the 6th Army High Command since March, 1916. It left VALENCIENNES on
September 30th, 1916 to join TOURNAI (Belgium). It became
Postüberwachungsstelle n° 40 (P.Ü.St. 40) in
- " Postüberwachungsstelle der 1. Armee " dependent on the 1st
Army. In VALENCIENNES from October 1st, 1916 till April 18th, 1917. It
becomes Postüberwachungsstelle n° 36 (P.Ü.St.
February, 1917. It is very often called " militärische
Ueberwachungsstelle des Post-und Güterverkehrs der
(Military control center of mail and goods of the 1st Army).
It left VALENCIENNES for CHARLEVILLE on April 18th, 1917.
- "Postüberwachungsstelle n° 39" (P.Ü.St. 39)

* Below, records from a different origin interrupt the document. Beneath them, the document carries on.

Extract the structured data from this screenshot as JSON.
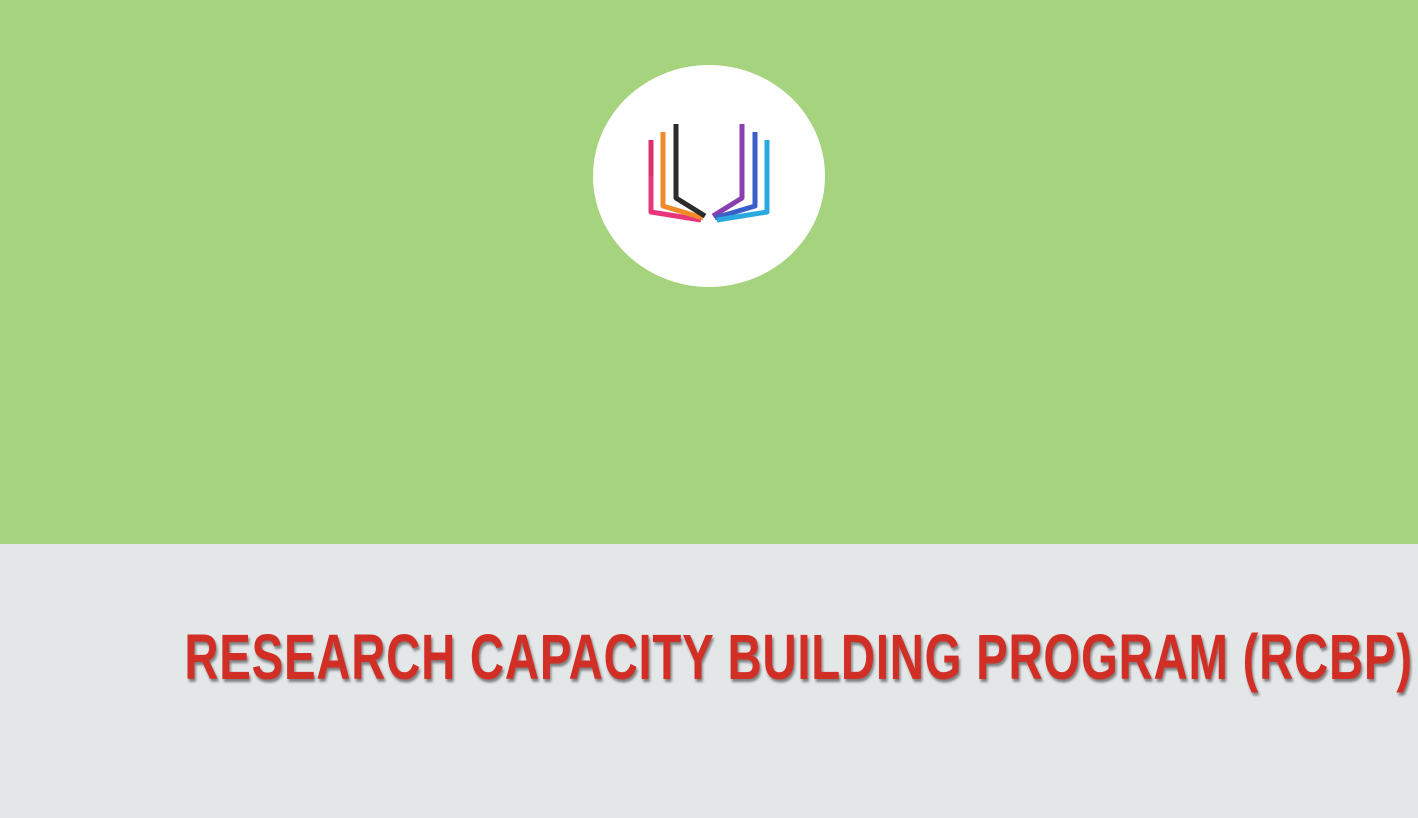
{
  "banner": {
    "title": "RESEARCH CAPACITY BUILDING PROGRAM (RCBP)"
  },
  "colors": {
    "top_background": "#a6d37d",
    "bottom_background": "#e4e7e8",
    "title_color": "#d12f26",
    "logo_background": "#ffffff"
  },
  "logo": {
    "icon": "open-book-icon"
  }
}
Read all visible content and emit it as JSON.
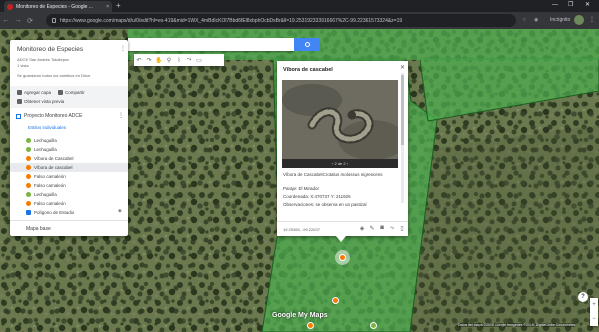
{
  "browser": {
    "tab_title": "Monitoreo de Especies - Google ...",
    "tab_close": "×",
    "new_tab": "+",
    "url": "https://www.google.com/maps/d/u/0/edit?hl=es-419&mid=1WX_4mBdIcKOl7Bbd6fEl8xbphOcbDsBr&ll=19.253192333916667%2C-99.22361573324&z=19",
    "incognito_label": "Incógnito",
    "window_controls": [
      "—",
      "❐",
      "✕"
    ]
  },
  "panel": {
    "title": "Monitoreo de Especies",
    "subtitle_line1": "ADCE San Andrés Totoltepec",
    "subtitle_line2": "1 vista",
    "autosave_note": "Se guardaron todos los cambios en Drive",
    "add_layer": "Agregar capa",
    "share": "Compartir",
    "preview": "Obtener vista previa",
    "layer_name": "Proyecto Monitoreo ADCE",
    "sublayer": "Estilos individuales",
    "items": [
      {
        "label": "Lechuguilla",
        "color": "#7cb342"
      },
      {
        "label": "Lechuguilla",
        "color": "#7cb342"
      },
      {
        "label": "Víbora de Cascabel",
        "color": "#f57c00"
      },
      {
        "label": "Víbora de cascabel",
        "color": "#f57c00"
      },
      {
        "label": "Falso camaleón",
        "color": "#f57c00"
      },
      {
        "label": "Falso camaleón",
        "color": "#f57c00"
      },
      {
        "label": "Lechuguilla",
        "color": "#7cb342"
      },
      {
        "label": "Falso camaleón",
        "color": "#f57c00"
      },
      {
        "label": "Polígono de Estudio",
        "color": "#1a73e8"
      }
    ],
    "basemap": "Mapa base"
  },
  "info_window": {
    "title": "Víbora de cascabel",
    "photo_counter": "2 de 2",
    "species": "Víbora de CascabelCrotalus molossus nigrescens",
    "place": "Paraje: El Mirador",
    "coordinates": "Coordenada: X:470737 Y: 211926",
    "observations": "Observaciones: se observa en un pastizal",
    "latlng": "19.25365, -99.22637"
  },
  "map": {
    "google_logo": "Google My Maps",
    "attribution": "Datos del mapa ©2019 Google Imágenes ©2019, DigitalGlobe  Condiciones",
    "help": "?",
    "zoom_in": "+",
    "zoom_out": "−"
  },
  "colors": {
    "polygon_fill": "#4caf50",
    "accent": "#4285f4",
    "marker_orange": "#f57c00",
    "marker_green": "#7cb342"
  }
}
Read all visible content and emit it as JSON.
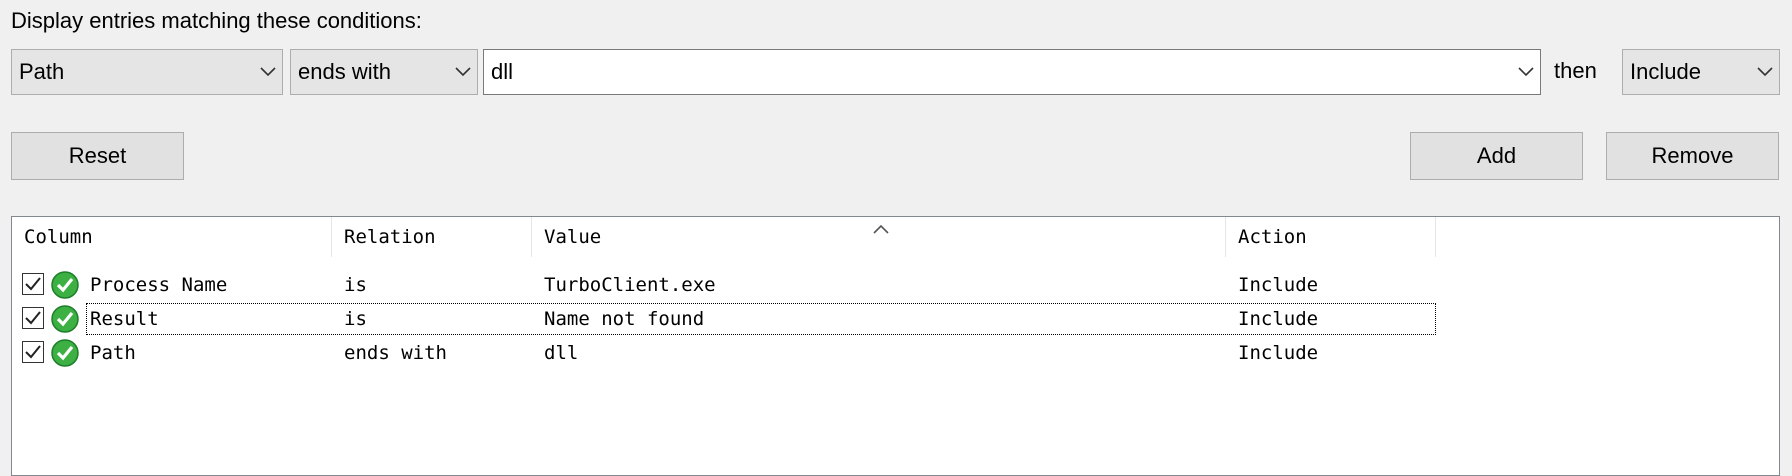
{
  "prompt": "Display entries matching these conditions:",
  "filter": {
    "column": "Path",
    "relation": "ends with",
    "value": "dll",
    "then_label": "then",
    "action": "Include"
  },
  "buttons": {
    "reset": "Reset",
    "add": "Add",
    "remove": "Remove"
  },
  "list": {
    "headers": {
      "column": "Column",
      "relation": "Relation",
      "value": "Value",
      "action": "Action"
    },
    "rows": [
      {
        "column": "Process Name",
        "relation": "is",
        "value": "TurboClient.exe",
        "action": "Include",
        "checked": true
      },
      {
        "column": "Result",
        "relation": "is",
        "value": "Name not found",
        "action": "Include",
        "checked": true
      },
      {
        "column": "Path",
        "relation": "ends with",
        "value": "dll",
        "action": "Include",
        "checked": true
      }
    ]
  },
  "icons": {
    "dropdown": "chevron-down-icon",
    "checkbox": "checkbox-checked-icon",
    "status": "green-check-icon",
    "sort": "sort-ascending-icon"
  },
  "colors": {
    "status_green": "#3cb043",
    "background": "#f0f0f0"
  }
}
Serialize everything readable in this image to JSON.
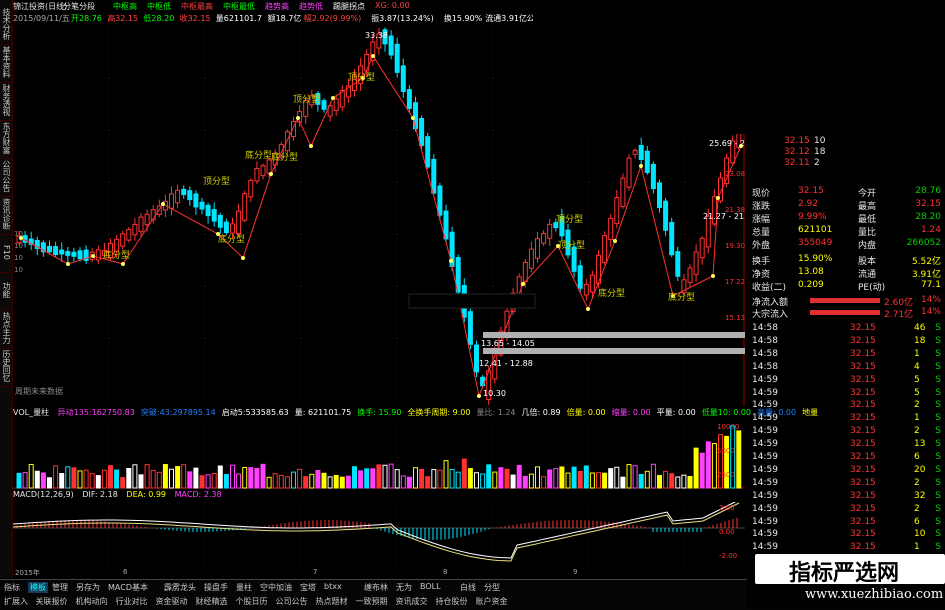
{
  "header": {
    "title": "锦江投资(日线)",
    "mode": "分笔分段",
    "ma_labels": [
      {
        "text": "中枢高",
        "color": "#00ff00"
      },
      {
        "text": "中枢低",
        "color": "#00ff00"
      },
      {
        "text": "中枢最高",
        "color": "#ff4040"
      },
      {
        "text": "中枢最低",
        "color": "#00ff00"
      },
      {
        "text": "趋势高",
        "color": "#ff40ff"
      },
      {
        "text": "趋势低",
        "color": "#ff40ff"
      },
      {
        "text": "踢腿拐点",
        "color": "#ffffff"
      },
      {
        "text": "XG: 0.00",
        "color": "#ff4040"
      }
    ],
    "date": "2015/09/11/五",
    "ohlc": [
      {
        "text": "开28.76",
        "color": "#00ff00"
      },
      {
        "text": "高32.15",
        "color": "#ff4040"
      },
      {
        "text": "低28.20",
        "color": "#00ff00"
      },
      {
        "text": "收32.15",
        "color": "#ff4040"
      },
      {
        "text": "量621101.7",
        "color": "#ffffff"
      },
      {
        "text": "额18.7亿",
        "color": "#ffffff"
      },
      {
        "text": "幅2.92(9.99%)",
        "color": "#ff4040"
      },
      {
        "text": "振3.87(13.24%)",
        "color": "#ffffff"
      },
      {
        "text": "换15.90%",
        "color": "#ffffff"
      },
      {
        "text": "流通3.91亿",
        "color": "#ffffff"
      },
      {
        "text": "公共交通",
        "color": "#ffffff"
      }
    ]
  },
  "vertical_tabs": [
    "技术分析",
    "基本资料",
    "财务透视",
    "东方财富",
    "公司公告",
    "资讯诊断",
    "F10",
    "功能",
    "热点主力",
    "历史回忆"
  ],
  "chart": {
    "price_labels": {
      "top_high": "33.38",
      "low_value": "10.30",
      "band1": "12.41 - 12.88",
      "band2": "13.65 - 14.05",
      "band3": "21.27 - 21.33",
      "recent_high": "25.69 - 27."
    },
    "pattern_labels": [
      "顶分型",
      "底分型",
      "顶分型",
      "底分型",
      "顶分型",
      "底分型",
      "顶分型",
      "底分型",
      "顶分型",
      "底分型",
      "底分型"
    ],
    "left_axis": [
      "10",
      "10",
      "10",
      "10"
    ],
    "right_axis": [
      "23.08",
      "21.38",
      "19.30",
      "17.22",
      "15.13"
    ],
    "corner_note": "周期未来数据"
  },
  "volume": {
    "label": "VOL_量柱",
    "items": [
      {
        "text": "异动135:162750.83",
        "color": "#ff40ff"
      },
      {
        "text": "突破:43:297895.14",
        "color": "#2080ff"
      },
      {
        "text": "启动5:533585.63",
        "color": "#ffffff"
      },
      {
        "text": "量: 621101.75",
        "color": "#ffffff"
      },
      {
        "text": "换手: 15.90",
        "color": "#00ff00"
      },
      {
        "text": "全换手周期: 9.00",
        "color": "#ffff00"
      },
      {
        "text": "量比: 1.24",
        "color": "#888888"
      },
      {
        "text": "几倍: 0.89",
        "color": "#ffffff"
      },
      {
        "text": "倍量: 0.00",
        "color": "#ffff00"
      },
      {
        "text": "缩量: 0.00",
        "color": "#ff40ff"
      },
      {
        "text": "平量: 0.00",
        "color": "#ffffff"
      },
      {
        "text": "低量10: 0.00",
        "color": "#00ff00"
      },
      {
        "text": "高量: 0.00",
        "color": "#2080ff"
      },
      {
        "text": "地量",
        "color": "#ffff00"
      }
    ],
    "axis": [
      "10000",
      "5000",
      "2500"
    ]
  },
  "macd": {
    "label": "MACD(12,26,9)",
    "dif": "DIF: 2.18",
    "dea": "DEA: 0.99",
    "macd": "MACD: 2.38",
    "axis": [
      "2.00",
      "0.00",
      "-2.00"
    ]
  },
  "date_axis": [
    "2015年",
    "6",
    "7",
    "8",
    "9"
  ],
  "bottom_tabs": [
    {
      "text": "指标",
      "active": false
    },
    {
      "text": "模板",
      "active": true
    },
    {
      "text": "管理",
      "active": false
    },
    {
      "text": "另存为",
      "active": false
    },
    {
      "text": "MACD基本",
      "active": false
    },
    {
      "text": "霹雳龙头",
      "active": false
    },
    {
      "text": "操盘手",
      "active": false
    },
    {
      "text": "量柱",
      "active": false
    },
    {
      "text": "空中加油",
      "active": false
    },
    {
      "text": "宝塔",
      "active": false
    },
    {
      "text": "btxx",
      "active": false
    },
    {
      "text": "缠布林",
      "active": false
    },
    {
      "text": "无为",
      "active": false
    },
    {
      "text": "BOLL",
      "active": false
    },
    {
      "text": "白线",
      "active": false
    },
    {
      "text": "分型",
      "active": false
    }
  ],
  "bottom_row2": [
    "扩展入",
    "关联报价",
    "机构动向",
    "行业对比",
    "资金驱动",
    "财经精选",
    "个股日历",
    "公司公告",
    "热点题材",
    "一致预期",
    "资讯成交",
    "持仓股份",
    "账户资金"
  ],
  "quote_top": [
    {
      "price": "32.15",
      "vol": "10"
    },
    {
      "price": "32.12",
      "vol": "18"
    },
    {
      "price": "32.11",
      "vol": "2"
    }
  ],
  "quote": [
    {
      "l": "现价",
      "lv": "32.15",
      "lc": "#ff3232",
      "r": "今开",
      "rv": "28.76",
      "rc": "#00d000"
    },
    {
      "l": "涨跌",
      "lv": "2.92",
      "lc": "#ff3232",
      "r": "最高",
      "rv": "32.15",
      "rc": "#ff3232"
    },
    {
      "l": "涨幅",
      "lv": "9.99%",
      "lc": "#ff3232",
      "r": "最低",
      "rv": "28.20",
      "rc": "#00d000"
    },
    {
      "l": "总量",
      "lv": "621101",
      "lc": "#ffff00",
      "r": "量比",
      "rv": "1.24",
      "rc": "#ff3232"
    },
    {
      "l": "外盘",
      "lv": "355049",
      "lc": "#ff3232",
      "r": "内盘",
      "rv": "266052",
      "rc": "#00d000"
    },
    {
      "l": "换手",
      "lv": "15.90%",
      "lc": "#ffff00",
      "r": "股本",
      "rv": "5.52亿",
      "rc": "#ffff00"
    },
    {
      "l": "净资",
      "lv": "13.08",
      "lc": "#ffff00",
      "r": "流通",
      "rv": "3.91亿",
      "rc": "#ffff00"
    },
    {
      "l": "收益(二)",
      "lv": "0.209",
      "lc": "#ffff00",
      "r": "PE(动)",
      "rv": "77.1",
      "rc": "#ffff00"
    }
  ],
  "flow": [
    {
      "label": "净流入额",
      "value": "2.60亿",
      "pct": "14%"
    },
    {
      "label": "大宗流入",
      "value": "2.71亿",
      "pct": "14%"
    }
  ],
  "ticks": [
    {
      "time": "14:58",
      "price": "32.15",
      "vol": "46",
      "side": "S"
    },
    {
      "time": "14:58",
      "price": "32.15",
      "vol": "18",
      "side": "S"
    },
    {
      "time": "14:58",
      "price": "32.15",
      "vol": "1",
      "side": "S"
    },
    {
      "time": "14:58",
      "price": "32.15",
      "vol": "4",
      "side": "S"
    },
    {
      "time": "14:59",
      "price": "32.15",
      "vol": "5",
      "side": "S"
    },
    {
      "time": "14:59",
      "price": "32.15",
      "vol": "5",
      "side": "S"
    },
    {
      "time": "14:59",
      "price": "32.15",
      "vol": "2",
      "side": "S"
    },
    {
      "time": "14:59",
      "price": "32.15",
      "vol": "1",
      "side": "S"
    },
    {
      "time": "14:59",
      "price": "32.15",
      "vol": "2",
      "side": "S"
    },
    {
      "time": "14:59",
      "price": "32.15",
      "vol": "13",
      "side": "S"
    },
    {
      "time": "14:59",
      "price": "32.15",
      "vol": "6",
      "side": "S"
    },
    {
      "time": "14:59",
      "price": "32.15",
      "vol": "20",
      "side": "S"
    },
    {
      "time": "14:59",
      "price": "32.15",
      "vol": "2",
      "side": "S"
    },
    {
      "time": "14:59",
      "price": "32.15",
      "vol": "32",
      "side": "S"
    },
    {
      "time": "14:59",
      "price": "32.15",
      "vol": "2",
      "side": "S"
    },
    {
      "time": "14:59",
      "price": "32.15",
      "vol": "6",
      "side": "S"
    },
    {
      "time": "14:59",
      "price": "32.15",
      "vol": "10",
      "side": "S"
    },
    {
      "time": "14:59",
      "price": "32.15",
      "vol": "1",
      "side": "S"
    }
  ],
  "watermark": {
    "title": "指标严选网",
    "url": "www.xuezhibiao.com"
  },
  "colors": {
    "up": "#ff3232",
    "down": "#00e5ff",
    "bg": "#000000",
    "grid": "#5a0000",
    "trend_line": "#ff3030",
    "pattern_text": "#d0d000"
  }
}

on the 2nd Army. Settled in ST-QUENTIN until April, 1917, it went to
VALENCIENNES, it lef in September 1918.
Besides the postal control center of VALENCIENNES, from February, 1917
to the end of the war, 9 postal control centers were in
over the western front:
P.Ü.St. 26a: METZ, Armeeabteilung C.
P.Ü.St. 26b: CONFLANS-VALLEROY, Armeeabteilung C.
P.Ü.St. 28: SEDAN, 3rd Army
P.Ü.St. 30: VERVINS, LAON, 7th Army.
P.Ü.St. 31: MONS, 6th, then 17th Army.
P.Ü.St. 33: GHENT, 4th Army.
P.Ü.St. 38: VIRTON, 5th Army.
P.Ü.St. 44: MAUBEUGE, from January, 1918, for the 18th Army.
How to find informations?
the subject of the German field post during WW1 interests you
if you do not have any knowledge of German, you will have to be
provided with a good dictionary.
is some books dealing with this subject, but less than books dealing
with de WW2 which is more popular in Germany.
are the books which I frequently use:
der deutschen Feldpost im Kriege 1914/18
(History of Geman field post during WW1 14/18) by Karl SCHRACKE. This
book deal with the organization and the operation of the field post. It
is an old book (1920).
Feldpost im Ersten Weltkrieg 1914-1918 (The German field
post during WW1 1914-1918) by ANDERSON, BORLINGHAUS and KOOP. It's a
more recent book (2006).
der Deutschen Feldpost im Ersten Weltkrieg 1914-1918
(Catalog of German field post date stamps during WW1 1914-1918) by
the little more specialized works in which you will find
information on postmarks and post offices locations. I
Armee-Postdirektion 6 im ersten Weltkrieg 1914-1918 (The
field post Direction of the 6th Army) by B. KOOP. It is a very rich
on the post office of the 6th Army. You will find a lot of information
on date stamps, places, etc....
6th Army had occupied a very big part of the North of France.
Armee-Postdirektion 6 während des ersten Weltkrieges
(The field post Direction of the 6th Army during WW1) de B.
2008. It is the republication and the improvement of the previous book.
- Handbuch und Katalog der
deutschen Fliegertruppe im 1. Weltkrieg 1914-1918 (German air troops
Les Estampilles Postales de la Grande Guerre. Stéphane
et Thellier 1976. The German occupation of Norhern France is dealt with.
Die Post im Westlichen Etappengebiet und ihre Abstempelungen. E.
HEBERLE. 1928. The examiner marks are shortly handled for the 1st, 2nd
et 17th Armies. Rather goog for the 6th Army.
Heerespost an der Westfront. K. ZIRKENBACH 1935-1936. Study appeared in
the magazine"Postmarke" about Army post in Belgium and in
can also find 2 interesting books (in English) about the German army
order of battle. These 2 books are still published.
Histories of the 251 divisions of the German army that participated
in the war (1914-1918). Printed by The london Stamp exchange LTD.
German divisions in WWI (7 volumes), printed and published by the
Nafziger Collection Inc.